◆ Brief:
Extract every entry word for word. Skip the pictures.
====== Exercise inputs ======
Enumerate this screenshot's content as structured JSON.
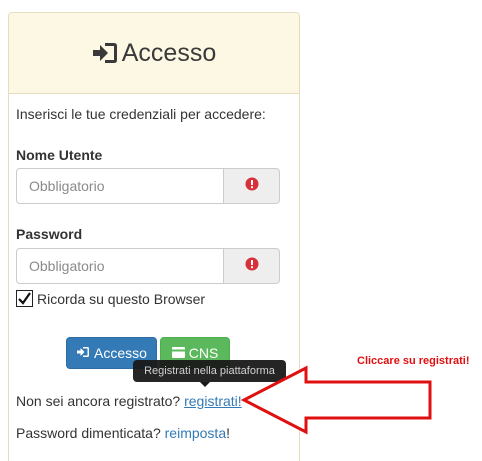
{
  "panel": {
    "title": "Accesso",
    "intro": "Inserisci le tue credenziali per accedere:"
  },
  "username": {
    "label": "Nome Utente",
    "placeholder": "Obbligatorio",
    "value": ""
  },
  "password": {
    "label": "Password",
    "placeholder": "Obbligatorio",
    "value": ""
  },
  "remember": {
    "label": "Ricorda su questo Browser",
    "checked": true
  },
  "buttons": {
    "login": "Accesso",
    "cns": "CNS"
  },
  "tooltip": "Registrati nella piattaforma",
  "register": {
    "prefix": "Non sei ancora registrato? ",
    "link": "registrati!"
  },
  "reset": {
    "prefix": "Password dimenticata? ",
    "link": "reimposta",
    "suffix": "!"
  },
  "annotation": {
    "text": "Cliccare su registrati!",
    "color": "#e01010"
  },
  "colors": {
    "heading_bg": "#fcf8e3",
    "primary": "#337ab7",
    "success": "#5cb85c",
    "required_icon": "#d9303a"
  }
}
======
◆ Exercise output:
Enumerate this screenshot's content as structured JSON.
{
  "panel": {
    "title": "Accesso",
    "intro": "Inserisci le tue credenziali per accedere:"
  },
  "username": {
    "label": "Nome Utente",
    "placeholder": "Obbligatorio",
    "value": ""
  },
  "password": {
    "label": "Password",
    "placeholder": "Obbligatorio",
    "value": ""
  },
  "remember": {
    "label": "Ricorda su questo Browser",
    "checked": true
  },
  "buttons": {
    "login": "Accesso",
    "cns": "CNS"
  },
  "tooltip": "Registrati nella piattaforma",
  "register": {
    "prefix": "Non sei ancora registrato? ",
    "link": "registrati!"
  },
  "reset": {
    "prefix": "Password dimenticata? ",
    "link": "reimposta",
    "suffix": "!"
  },
  "annotation": {
    "text": "Cliccare su registrati!",
    "color": "#e01010"
  },
  "colors": {
    "heading_bg": "#fcf8e3",
    "primary": "#337ab7",
    "success": "#5cb85c",
    "required_icon": "#d9303a"
  }
}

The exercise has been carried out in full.